Mexican news outlet Milenio reported that the meteorite set fire to bushes in the area where it fell, with local firefighter teams responding to the incident.
The fall of the meteorite came as Hurricane Delta made landfall in Mexico’s Yucatán Peninsula, bringing winds of around 110 miles per hour.
The Category 2 hurricane struck the coast in between the popular tourist resorts of Cancún and Playa del Carmen, accordion to the U.S. National Hurricane Center (NHC.)
After passing the Yucatán, Delta is predicted to move northwards toward the U.S. Gulf Coast as it grows in size, “where there is an increasing likelihood of life-threatening storm surge and dangerous hurricane-force winds beginning Friday, particularly for portions of the Louisiana coast,” the NHC said.
In addition to these natural phenomena, Mexico was also struck by several earthquakes on Wednesday, with 14 measuring 4.0 or more in magnitude on the Richter scale. The most powerful of these, which struck in the southern state of Oaxaca, had a magnitude of 4.3, which is classified as a “light” earthquake. These are often felt but only cause minor damage.
A fireball meteorite, a hurricane, and some small but relentless earthquakes. What’s next for Mexico? More natural news on NewsWeek, Strange Sounds and Steve Quayle.

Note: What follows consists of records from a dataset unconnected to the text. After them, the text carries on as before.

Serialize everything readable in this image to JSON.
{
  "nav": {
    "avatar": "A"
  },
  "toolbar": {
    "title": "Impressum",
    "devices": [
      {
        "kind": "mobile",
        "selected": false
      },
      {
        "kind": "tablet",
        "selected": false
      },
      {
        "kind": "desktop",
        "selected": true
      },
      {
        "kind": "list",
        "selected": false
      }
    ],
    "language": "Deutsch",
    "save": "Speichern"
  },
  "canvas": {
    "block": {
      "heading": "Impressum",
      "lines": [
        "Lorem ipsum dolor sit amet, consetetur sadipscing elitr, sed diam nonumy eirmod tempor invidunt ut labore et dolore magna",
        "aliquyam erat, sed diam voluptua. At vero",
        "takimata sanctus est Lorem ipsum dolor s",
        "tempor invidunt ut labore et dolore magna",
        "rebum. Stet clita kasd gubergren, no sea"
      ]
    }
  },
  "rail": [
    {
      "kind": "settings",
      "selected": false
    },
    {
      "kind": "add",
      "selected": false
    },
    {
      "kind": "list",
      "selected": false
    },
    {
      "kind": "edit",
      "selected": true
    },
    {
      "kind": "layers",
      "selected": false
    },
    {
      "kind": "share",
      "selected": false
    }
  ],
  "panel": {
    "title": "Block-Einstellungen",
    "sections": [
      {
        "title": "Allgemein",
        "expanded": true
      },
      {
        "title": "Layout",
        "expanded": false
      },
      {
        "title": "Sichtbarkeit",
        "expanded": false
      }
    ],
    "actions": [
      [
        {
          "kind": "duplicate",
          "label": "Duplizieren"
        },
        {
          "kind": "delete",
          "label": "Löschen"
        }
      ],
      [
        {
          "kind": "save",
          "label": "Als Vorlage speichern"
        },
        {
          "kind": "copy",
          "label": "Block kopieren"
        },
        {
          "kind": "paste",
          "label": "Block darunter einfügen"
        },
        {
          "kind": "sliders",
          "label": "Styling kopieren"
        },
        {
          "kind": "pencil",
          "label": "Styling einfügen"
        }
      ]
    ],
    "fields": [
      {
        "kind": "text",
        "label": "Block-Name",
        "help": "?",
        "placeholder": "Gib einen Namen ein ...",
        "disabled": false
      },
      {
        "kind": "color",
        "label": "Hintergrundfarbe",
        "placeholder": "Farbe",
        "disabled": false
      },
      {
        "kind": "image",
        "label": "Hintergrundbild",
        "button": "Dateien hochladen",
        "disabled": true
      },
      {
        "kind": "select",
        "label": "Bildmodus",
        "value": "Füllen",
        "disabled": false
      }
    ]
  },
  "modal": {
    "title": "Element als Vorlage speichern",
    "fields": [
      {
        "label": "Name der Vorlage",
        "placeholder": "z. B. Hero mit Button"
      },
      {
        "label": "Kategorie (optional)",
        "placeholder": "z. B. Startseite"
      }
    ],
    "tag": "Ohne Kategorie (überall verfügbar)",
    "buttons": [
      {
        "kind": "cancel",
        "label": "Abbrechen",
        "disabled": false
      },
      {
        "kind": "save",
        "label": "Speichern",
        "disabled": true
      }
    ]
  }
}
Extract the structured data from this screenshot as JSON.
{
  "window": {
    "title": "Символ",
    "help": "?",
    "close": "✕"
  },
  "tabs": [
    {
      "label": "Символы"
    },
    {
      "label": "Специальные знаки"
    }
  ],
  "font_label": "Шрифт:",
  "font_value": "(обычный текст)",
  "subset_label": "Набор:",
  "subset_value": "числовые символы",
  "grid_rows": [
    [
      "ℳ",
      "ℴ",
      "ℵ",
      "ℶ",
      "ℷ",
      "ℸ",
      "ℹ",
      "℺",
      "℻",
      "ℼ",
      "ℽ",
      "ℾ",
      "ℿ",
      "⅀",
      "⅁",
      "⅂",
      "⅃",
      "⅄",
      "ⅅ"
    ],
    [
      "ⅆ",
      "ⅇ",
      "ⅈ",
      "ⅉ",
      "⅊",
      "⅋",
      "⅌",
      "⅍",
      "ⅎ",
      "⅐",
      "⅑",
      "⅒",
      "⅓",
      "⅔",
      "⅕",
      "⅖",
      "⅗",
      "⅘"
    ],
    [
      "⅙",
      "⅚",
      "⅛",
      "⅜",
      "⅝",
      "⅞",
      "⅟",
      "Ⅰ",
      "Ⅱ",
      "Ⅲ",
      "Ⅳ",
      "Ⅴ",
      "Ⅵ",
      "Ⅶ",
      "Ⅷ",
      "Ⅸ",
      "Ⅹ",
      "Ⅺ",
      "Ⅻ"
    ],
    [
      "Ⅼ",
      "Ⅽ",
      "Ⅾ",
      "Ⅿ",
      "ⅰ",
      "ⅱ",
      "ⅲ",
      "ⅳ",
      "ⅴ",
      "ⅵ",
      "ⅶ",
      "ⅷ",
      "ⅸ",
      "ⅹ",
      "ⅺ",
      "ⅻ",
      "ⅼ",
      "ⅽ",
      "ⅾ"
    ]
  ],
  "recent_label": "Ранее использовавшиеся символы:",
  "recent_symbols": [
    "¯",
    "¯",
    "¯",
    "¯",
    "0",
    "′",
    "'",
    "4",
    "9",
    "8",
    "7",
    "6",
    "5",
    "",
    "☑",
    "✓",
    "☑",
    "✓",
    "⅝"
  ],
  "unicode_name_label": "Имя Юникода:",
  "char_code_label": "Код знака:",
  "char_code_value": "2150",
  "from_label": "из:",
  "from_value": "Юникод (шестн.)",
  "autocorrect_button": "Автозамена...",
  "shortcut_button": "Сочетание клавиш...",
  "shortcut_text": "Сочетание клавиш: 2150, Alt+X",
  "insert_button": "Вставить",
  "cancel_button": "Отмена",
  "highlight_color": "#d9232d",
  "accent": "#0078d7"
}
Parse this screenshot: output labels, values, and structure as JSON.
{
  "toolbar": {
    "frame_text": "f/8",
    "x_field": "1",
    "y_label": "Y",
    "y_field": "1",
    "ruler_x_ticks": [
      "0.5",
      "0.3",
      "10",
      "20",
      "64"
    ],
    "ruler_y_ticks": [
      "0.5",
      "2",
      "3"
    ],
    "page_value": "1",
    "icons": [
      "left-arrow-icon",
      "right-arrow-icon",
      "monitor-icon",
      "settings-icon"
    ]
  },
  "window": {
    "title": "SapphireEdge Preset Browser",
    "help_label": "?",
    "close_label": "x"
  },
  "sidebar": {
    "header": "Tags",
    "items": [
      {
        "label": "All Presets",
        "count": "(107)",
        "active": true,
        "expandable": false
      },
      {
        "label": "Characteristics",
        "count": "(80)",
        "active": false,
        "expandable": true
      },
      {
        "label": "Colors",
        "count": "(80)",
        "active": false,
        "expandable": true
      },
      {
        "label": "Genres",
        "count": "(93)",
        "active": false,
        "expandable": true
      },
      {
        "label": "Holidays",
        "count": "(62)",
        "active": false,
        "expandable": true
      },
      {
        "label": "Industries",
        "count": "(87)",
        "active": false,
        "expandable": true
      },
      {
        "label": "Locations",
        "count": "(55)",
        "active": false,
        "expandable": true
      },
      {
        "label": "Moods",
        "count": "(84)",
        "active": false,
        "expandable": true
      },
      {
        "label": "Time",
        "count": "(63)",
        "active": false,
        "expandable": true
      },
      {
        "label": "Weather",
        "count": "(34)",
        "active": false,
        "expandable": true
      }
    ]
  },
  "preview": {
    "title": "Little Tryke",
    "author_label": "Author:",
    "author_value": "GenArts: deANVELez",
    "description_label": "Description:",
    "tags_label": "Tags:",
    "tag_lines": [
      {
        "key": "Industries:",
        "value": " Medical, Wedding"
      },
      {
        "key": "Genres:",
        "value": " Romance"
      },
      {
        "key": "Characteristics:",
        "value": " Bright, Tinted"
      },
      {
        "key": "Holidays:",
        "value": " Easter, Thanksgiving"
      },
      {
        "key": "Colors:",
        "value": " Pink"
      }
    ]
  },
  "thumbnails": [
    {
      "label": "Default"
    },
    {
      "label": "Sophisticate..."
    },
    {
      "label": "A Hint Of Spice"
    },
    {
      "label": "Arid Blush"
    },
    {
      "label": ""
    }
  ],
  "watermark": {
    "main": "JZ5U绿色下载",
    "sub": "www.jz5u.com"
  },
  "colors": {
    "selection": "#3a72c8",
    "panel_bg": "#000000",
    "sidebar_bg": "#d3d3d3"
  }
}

Now if you are looking for supplements to increase your healthy lifestyle please visit Natural Health Source.